Stock set to play catch up with the overall market.

Today's employment figures are giving a boost to the banks this morning. Bank of America (NYSE:BAC) is gapping up at the open, breaking through the 200-day moving average. The stock has been below that important line since January, punishing investors all year.

JPMorgan Chase (NYSE:JPM), the best of breed, is up nearly 2%, and Wells Fargo (NYSE:WFC) is rocketing higher at $48.50, up 1.7%, as the market rethinks the probabilities and timing of the next Fed move.

Today, the focus is on Bank of America; the stock has underperformed all year. In my opinion, the bottom is in for the year at the low of $10.99 reached in early February. That low was retested on Brexit when the stock fell to $12.05 on June 27th.

A look at the charts:

On June 10th, I wrote an article called Bank of America is Breaking Bad; interested investors can read that article here. I stated that technically speaking, the stock was going to retest a low and called for a company buyback between $12 and $13 level. The stock traded down to $12 and has since rallied back 23%, putting Bank of America in a bull market territory.

The Fed gave Bank of America permission to purchase up to $5B worth of stock in the next year, which should keep the stock stable at the current level.

Conclusion

The bottom is in for Bank Of America at the $12 level. The stock is a buy on any weakness. The intermediate price target is $20 a share. The charts are bullish, and the break above the 200-day moving average signals a longer-term move to the upside. The strengthening job market bodes well for all the big banks as the Fed may surprise the Street with an unexpected rate hike.

As always, do your own research, and good trading.

Disclosure: I am/we are long BAC.

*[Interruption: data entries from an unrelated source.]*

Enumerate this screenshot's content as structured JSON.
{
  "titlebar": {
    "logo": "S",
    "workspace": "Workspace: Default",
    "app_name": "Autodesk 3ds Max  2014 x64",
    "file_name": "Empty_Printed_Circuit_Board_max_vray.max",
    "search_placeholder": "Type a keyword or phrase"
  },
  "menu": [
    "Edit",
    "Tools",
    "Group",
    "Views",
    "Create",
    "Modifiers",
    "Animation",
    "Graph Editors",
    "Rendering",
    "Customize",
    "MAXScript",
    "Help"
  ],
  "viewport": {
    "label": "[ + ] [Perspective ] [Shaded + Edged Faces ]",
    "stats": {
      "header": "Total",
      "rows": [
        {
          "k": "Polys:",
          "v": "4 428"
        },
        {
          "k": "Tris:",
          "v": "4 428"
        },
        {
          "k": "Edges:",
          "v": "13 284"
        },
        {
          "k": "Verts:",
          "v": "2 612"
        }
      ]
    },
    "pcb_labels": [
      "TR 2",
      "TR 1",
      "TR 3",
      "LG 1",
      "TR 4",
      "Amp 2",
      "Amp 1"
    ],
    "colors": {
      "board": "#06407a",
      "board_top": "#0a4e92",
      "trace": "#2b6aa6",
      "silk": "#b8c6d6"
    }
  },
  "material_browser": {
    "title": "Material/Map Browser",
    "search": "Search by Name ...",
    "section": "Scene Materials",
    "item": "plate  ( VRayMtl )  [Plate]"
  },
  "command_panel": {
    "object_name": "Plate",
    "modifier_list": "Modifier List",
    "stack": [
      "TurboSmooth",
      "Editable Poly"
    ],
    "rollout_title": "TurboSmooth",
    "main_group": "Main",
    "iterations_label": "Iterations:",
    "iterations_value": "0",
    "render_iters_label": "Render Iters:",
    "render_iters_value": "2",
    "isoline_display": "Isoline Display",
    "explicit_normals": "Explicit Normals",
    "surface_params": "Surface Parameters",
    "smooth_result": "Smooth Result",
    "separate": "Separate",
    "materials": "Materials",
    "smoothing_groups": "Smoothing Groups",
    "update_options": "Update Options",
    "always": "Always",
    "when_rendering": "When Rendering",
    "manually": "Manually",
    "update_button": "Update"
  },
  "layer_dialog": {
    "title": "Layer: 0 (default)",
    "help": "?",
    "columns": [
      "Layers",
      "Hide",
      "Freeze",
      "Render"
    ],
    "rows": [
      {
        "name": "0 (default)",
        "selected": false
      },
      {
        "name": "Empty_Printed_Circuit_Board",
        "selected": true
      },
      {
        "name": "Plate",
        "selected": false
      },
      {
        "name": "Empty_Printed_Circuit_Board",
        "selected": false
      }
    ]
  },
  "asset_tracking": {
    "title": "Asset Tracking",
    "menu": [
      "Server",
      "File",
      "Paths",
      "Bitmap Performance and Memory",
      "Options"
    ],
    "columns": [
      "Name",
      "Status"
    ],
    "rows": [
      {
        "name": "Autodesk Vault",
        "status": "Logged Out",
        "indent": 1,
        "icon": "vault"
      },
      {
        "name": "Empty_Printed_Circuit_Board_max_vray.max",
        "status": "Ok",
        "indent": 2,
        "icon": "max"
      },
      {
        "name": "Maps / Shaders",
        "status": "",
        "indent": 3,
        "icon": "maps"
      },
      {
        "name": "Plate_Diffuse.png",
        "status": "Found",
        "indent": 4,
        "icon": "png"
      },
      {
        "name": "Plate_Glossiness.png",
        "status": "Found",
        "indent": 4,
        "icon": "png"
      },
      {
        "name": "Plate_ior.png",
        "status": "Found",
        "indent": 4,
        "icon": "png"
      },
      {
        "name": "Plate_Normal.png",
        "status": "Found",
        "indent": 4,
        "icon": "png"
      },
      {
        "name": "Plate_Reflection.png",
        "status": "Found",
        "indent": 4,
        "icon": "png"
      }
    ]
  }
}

I wrote this article myself, and it expresses my own opinions. I am not receiving compensation for it (other than from Seeking Alpha). I have no business relationship with any company whose stock is mentioned in this article.